In October, the Pentagon awarded more than US$197 million to strengthen the US microelectronics industry base and support the construction of state-of-the-art facilities for large-scale design and construction. Through the RAMP (Rapid Assured Microelectronics Prototypes) Advanced Commercial Capabilities Project, the Pentagon wants to create reliable and restoring domestic chip sources for the needs of artificial intelligence, 5G communications, quantum computing, and self-driving cars. thinking about.

Meanwhile, Asian manufacturers are responding by exploring opportunities in the United States. Samsung Electronics recently announced plans to build a state-of-the-art semiconductor facility in the United States. According to the Texas Economic Impact Study, the proposed $ 17 billion project, called Project Silicon Silver, will create about 1,800 jobs in the first decade.

 

A delicate balance

However, changes in semiconductor policy need to be done with caution. The $ 5 trillion semiconductor supply chain is one of the most complex in the world. Manufacturing a single chip often requires more than 1,000 work steps and more than 70 border crossings to end customers. Policies that affect even a single organization or process can have a significant global impact.

Today, the United States still dominates the research and development of microprocessors, but certain major sub-sectors, especially photolithography tools (the most expensive and complex forms of semiconductor manufacturing equipment) and state-of-the-art chip fabs (especially third parties). There is no company in the foundry that manufactures chips ). Taiwan is dominated by state-of-the-art manufacturing, but South Korea also produces a significant amount of materials and some manufacturing equipment.
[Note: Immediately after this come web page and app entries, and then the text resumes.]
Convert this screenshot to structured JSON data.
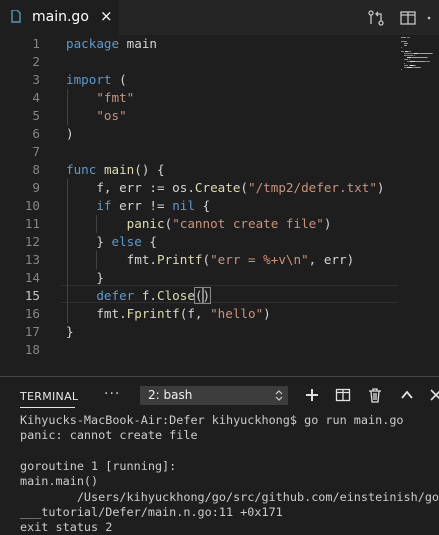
{
  "tab": {
    "filename": "main.go",
    "close_glyph": "×",
    "icon": "file-icon",
    "icon_color": "#519aba"
  },
  "editor": {
    "line_numbers": [
      "1",
      "2",
      "3",
      "4",
      "5",
      "6",
      "7",
      "8",
      "9",
      "10",
      "11",
      "12",
      "13",
      "14",
      "15",
      "16",
      "17",
      "18"
    ],
    "current_line": "15",
    "lines": [
      [
        [
          "kw",
          "package"
        ],
        [
          "pl",
          " main"
        ]
      ],
      [],
      [
        [
          "kw",
          "import"
        ],
        [
          "pl",
          " ("
        ]
      ],
      [
        [
          "pl",
          "    "
        ],
        [
          "str",
          "\"fmt\""
        ]
      ],
      [
        [
          "pl",
          "    "
        ],
        [
          "str",
          "\"os\""
        ]
      ],
      [
        [
          "pl",
          ")"
        ]
      ],
      [],
      [
        [
          "kw",
          "func"
        ],
        [
          "pl",
          " "
        ],
        [
          "fn",
          "main"
        ],
        [
          "pl",
          "() {"
        ]
      ],
      [
        [
          "pl",
          "    f, err := os."
        ],
        [
          "fn",
          "Create"
        ],
        [
          "pl",
          "("
        ],
        [
          "str",
          "\"/tmp2/defer.txt\""
        ],
        [
          "pl",
          ")"
        ]
      ],
      [
        [
          "pl",
          "    "
        ],
        [
          "kw",
          "if"
        ],
        [
          "pl",
          " err != "
        ],
        [
          "kw",
          "nil"
        ],
        [
          "pl",
          " {"
        ]
      ],
      [
        [
          "pl",
          "        "
        ],
        [
          "fn",
          "panic"
        ],
        [
          "pl",
          "("
        ],
        [
          "str",
          "\"cannot create file\""
        ],
        [
          "pl",
          ")"
        ]
      ],
      [
        [
          "pl",
          "    } "
        ],
        [
          "kw",
          "else"
        ],
        [
          "pl",
          " {"
        ]
      ],
      [
        [
          "pl",
          "        fmt."
        ],
        [
          "fn",
          "Printf"
        ],
        [
          "pl",
          "("
        ],
        [
          "str",
          "\"err = %+v\\n\""
        ],
        [
          "pl",
          ", err)"
        ]
      ],
      [
        [
          "pl",
          "    }"
        ]
      ],
      [
        [
          "pl",
          "    "
        ],
        [
          "kw",
          "defer"
        ],
        [
          "pl",
          " f."
        ],
        [
          "fn",
          "Close"
        ],
        [
          "br",
          "("
        ],
        [
          "br",
          ")"
        ]
      ],
      [
        [
          "pl",
          "    fmt."
        ],
        [
          "fn",
          "Fprintf"
        ],
        [
          "pl",
          "(f, "
        ],
        [
          "str",
          "\"hello\""
        ],
        [
          "pl",
          ")"
        ]
      ],
      [
        [
          "pl",
          "}"
        ]
      ],
      []
    ]
  },
  "panel": {
    "title": "TERMINAL",
    "more_label": "···",
    "terminal_select": "2: bash",
    "terminal_lines": [
      "Kihyucks-MacBook-Air:Defer kihyuckhong$ go run main.go",
      "panic: cannot create file",
      "",
      "goroutine 1 [running]:",
      "main.main()",
      "        /Users/kihyuckhong/go/src/github.com/einsteinish/go",
      "___tutorial/Defer/main.n.go:11 +0x171",
      "exit status 2"
    ]
  },
  "colors": {
    "keyword": "#569cd6",
    "function": "#dcdcaa",
    "string": "#ce9178",
    "plain": "#d4d4d4"
  }
}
With government support, China is making progress in both semiconductor design and manufacturing. In addition to large investments in manufacturing and capacity, the United States needs to accelerate investment in advanced semiconductor R & D to drive next-generation innovation and maintain US leadership in this critical technology. 

 

Rethinking supply chains

Semiconductors are a digital economy because most electronic devices often use many chips, not only central processing units but also cheaper ones such as display control, power management, 5G modem execution, etc. The backbone. Semiconductors enable smarter and safer transportation, better broadband access, cleaner energy, and more efficient energy grids while creating high-paying jobs for Americans and strengthening advanced manufacturing bases. The Semiconductor Industry Association said in a letter to President Biden.

Semiconductor Crises can occur in the coming months, but you need to plan for supply resilience, from R & D to manufacturing. IBM has helped strengthen the US microelectronics supply chain for many years, and current challenges are no exception. IBM has recently begun to lay the foundation for an ecosystem to secure and advance the US microelectronics supply chain, leading the next generation of domestic AI chips and system innovations to help meet future needs.

Ultimately, securing the microelectronics supply chain for the United States and its allies is a challenge we all must face now. This is the only way to ensure long-term sustainable performance in this important area.